4. Can Companies Include the Counterproposals But Also Include Their Own Proposal To Give Shareholders an Alternative? – Yes, they can – this is option #4 from above. And it’s something that shareholders might view as a preferable alternative. There would be a few things to think about, with a primary one being what to do if both proposals garner a majority vote? In that scenario, I imagine the company proposal would be considered implemented because it’s binding and the shareholder proposal would be precatory – even if the shareholder proposal received more votes than the company proposal. But the optics of that aren’t good if the shareholder proposal majority winds up being higher than the company’s proposal majority. This is uncharted territory and needs to be thought through before you file your proxy statement as the disclosure should be fulsome about the possible voting outcomes.
Other disclosure considerations include: Would the company include a statement in opposition of the proponent’s proposal – or would it use its own proposal for that purpose (or also allow the proponent to include a statement in opposition to the company’s proposal). How would the proxy card look (and don’t forget to give Broadridge a head’s up to ensure their systems can handle that)? I presume management would put its proposal first.

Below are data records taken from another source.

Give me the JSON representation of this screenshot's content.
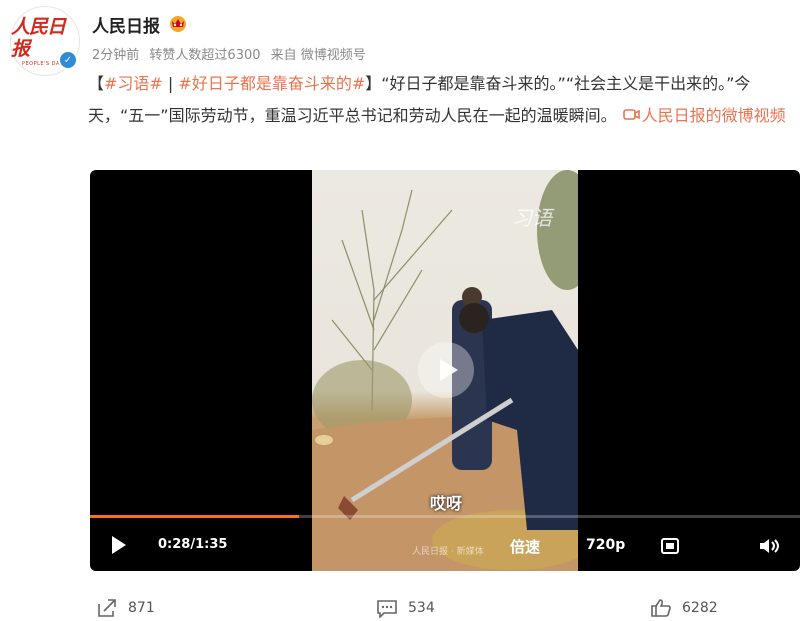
{
  "account": {
    "logo_cn": "人民日报",
    "logo_en": "PEOPLE'S DAILY",
    "name": "人民日报"
  },
  "meta": {
    "time": "2分钟前",
    "reposts": "转赞人数超过6300",
    "source": "来自 微博视频号"
  },
  "post": {
    "open_bracket": "【",
    "tag1": "#习语#",
    "separator": " | ",
    "tag2": "#好日子都是靠奋斗来的#",
    "close_bracket": "】",
    "body": "“好日子都是靠奋斗来的。”“社会主义是干出来的。”今天，“五一”国际劳动节，重温习近平总书记和劳动人民在一起的温暖瞬间。",
    "video_link": "人民日报的微博视频"
  },
  "video": {
    "subtitle": "哎呀",
    "watermark_top": "习语",
    "watermark_bottom": "人民日报 · 新媒体",
    "time": "0:28/1:35",
    "progress": 0.295,
    "speed": "倍速",
    "quality": "720p"
  },
  "actions": {
    "share": "871",
    "comment": "534",
    "like": "6282"
  },
  "colors": {
    "accent": "#eb7350",
    "progress": "#f77215"
  }
}
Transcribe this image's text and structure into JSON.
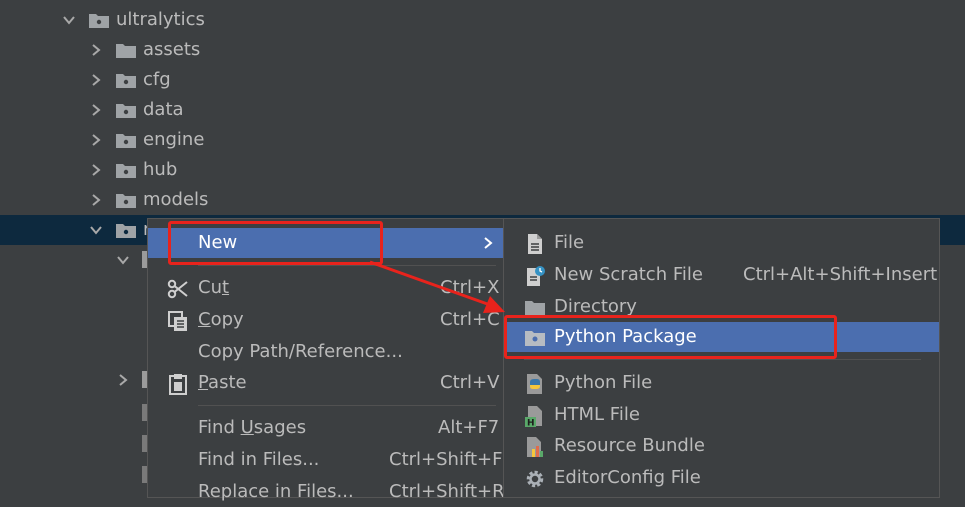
{
  "tree": {
    "root": "ultralytics",
    "children": [
      "assets",
      "cfg",
      "data",
      "engine",
      "hub",
      "models"
    ],
    "selected_partial": "n"
  },
  "context_menu": {
    "new": "New",
    "cut": {
      "prefix": "Cu",
      "mnemonic": "t",
      "suffix": "",
      "shortcut": "Ctrl+X"
    },
    "copy": {
      "prefix": "",
      "mnemonic": "C",
      "suffix": "opy",
      "shortcut": "Ctrl+C"
    },
    "copy_path": "Copy Path/Reference...",
    "paste": {
      "prefix": "",
      "mnemonic": "P",
      "suffix": "aste",
      "shortcut": "Ctrl+V"
    },
    "find_usages": {
      "prefix": "Find ",
      "mnemonic": "U",
      "suffix": "sages",
      "shortcut": "Alt+F7"
    },
    "find_in_files": {
      "label": "Find in Files...",
      "shortcut": "Ctrl+Shift+F"
    },
    "replace_in_files": {
      "label": "Replace in Files...",
      "shortcut": "Ctrl+Shift+R"
    }
  },
  "submenu": {
    "file": "File",
    "scratch": {
      "label": "New Scratch File",
      "shortcut": "Ctrl+Alt+Shift+Insert"
    },
    "directory": "Directory",
    "python_package": "Python Package",
    "python_file": "Python File",
    "html_file": "HTML File",
    "resource_bundle": "Resource Bundle",
    "editorconfig": "EditorConfig File"
  },
  "colors": {
    "background": "#3c3f41",
    "selection": "#4b6eaf",
    "tree_selection": "#0d293e",
    "annotation_red": "#e8231c"
  }
}
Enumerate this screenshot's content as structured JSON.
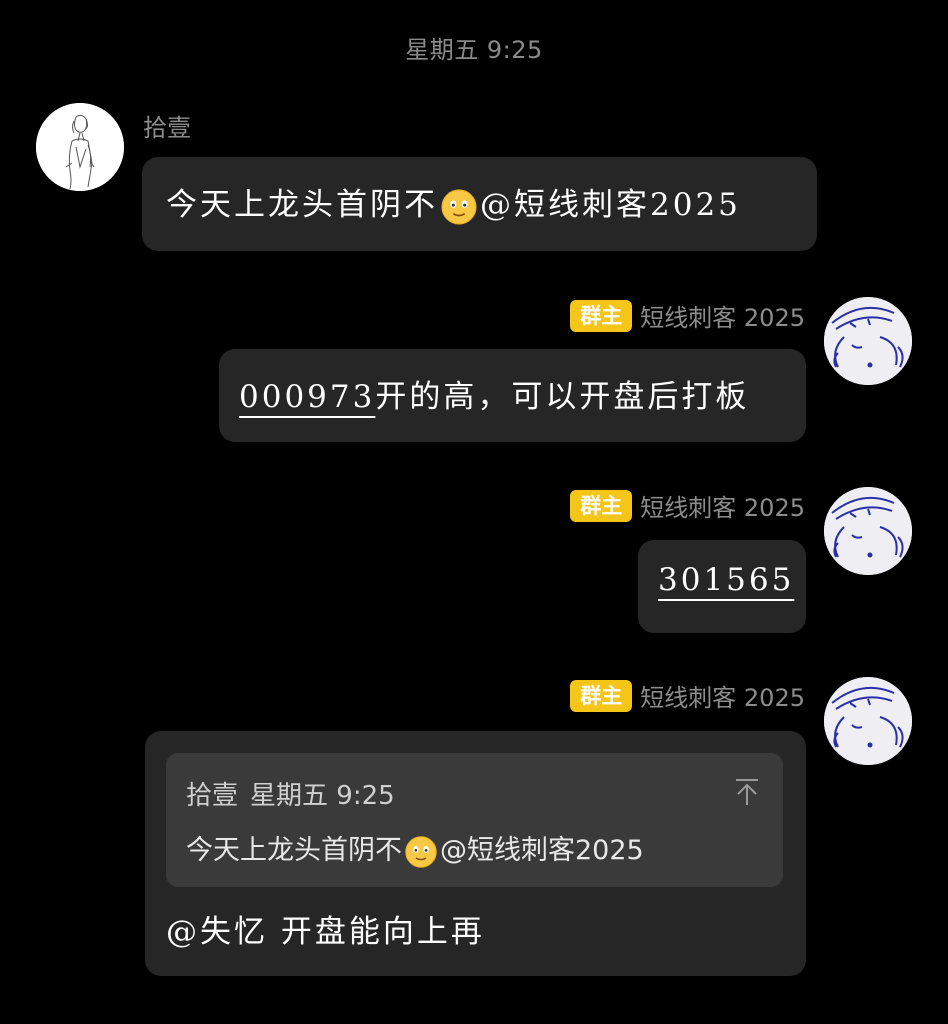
{
  "chat": {
    "timestamp": "星期五 9:25",
    "messages": [
      {
        "sender": "拾壹",
        "text_before_emoji": "今天上龙头首阴不",
        "emoji": "smiling-face-emoji",
        "text_after_emoji": "@短线刺客2025"
      },
      {
        "sender": "短线刺客 2025",
        "badge": "群主",
        "stock_code": "000973",
        "text": "开的高，可以开盘后打板"
      },
      {
        "sender": "短线刺客 2025",
        "badge": "群主",
        "stock_code": "301565"
      },
      {
        "sender": "短线刺客 2025",
        "badge": "群主",
        "quote": {
          "sender": "拾壹",
          "time": "星期五 9:25",
          "text_before_emoji": "今天上龙头首阴不",
          "text_after_emoji": "@短线刺客2025"
        },
        "text": "@失忆 开盘能向上再"
      }
    ]
  },
  "colors": {
    "background": "#000000",
    "bubble": "#262626",
    "quote_background": "#3a3a3a",
    "badge": "#f5c518",
    "meta_text": "#8c8c8c"
  },
  "icons": {
    "left_avatar": "sketch-avatar",
    "right_avatar": "doodle-avatar",
    "collapse": "collapse-to-top-icon"
  }
}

5. Does the SEC’s New Position Impact Counterproposals That Aren’t Proxy-Access Related? – The answer here is “yes.” There are a bunch of other (i)(9) letters beyond proxy access (eg. special meeting and pro rata vesting proposals) and it looks like those are collateral damage for this proxy season. According to this Gibson Dunn blog, there are 49 no-action requests pending that argue for exclusion under Rule 14a-8(i)(9), 41 of which assert (i)(9) as the only basis for exclusion. All (i)(9) requests are impacted by the SEC’s statement – not just the proxy access ones – based on this language in the SEC’s statement: “we will express no views on the application of Rule 14a-8(i)(9) during the current proxy season.” In fact, the SEC’s announcement doesn’t even mention proxy access proposals specifically…
Tomorrow’s Webcast: “Pat McGurn’s Forecast for 2015 Proxy Season”
Tune in tomorrow for the always entertaining webcast – “Pat McGurn’s Forecast for 2015 Proxy Season” – when Davis Polk’s Ning Chiu and Gunster’s Bob Lamm join Pat McGurn of ISS (the proxy season expert) to recap what transpired during the 2014 proxy season and what to expect for 2015. And yes, there will be discussion about proxy access. Please print off this deck before the program…
– Broc Romanek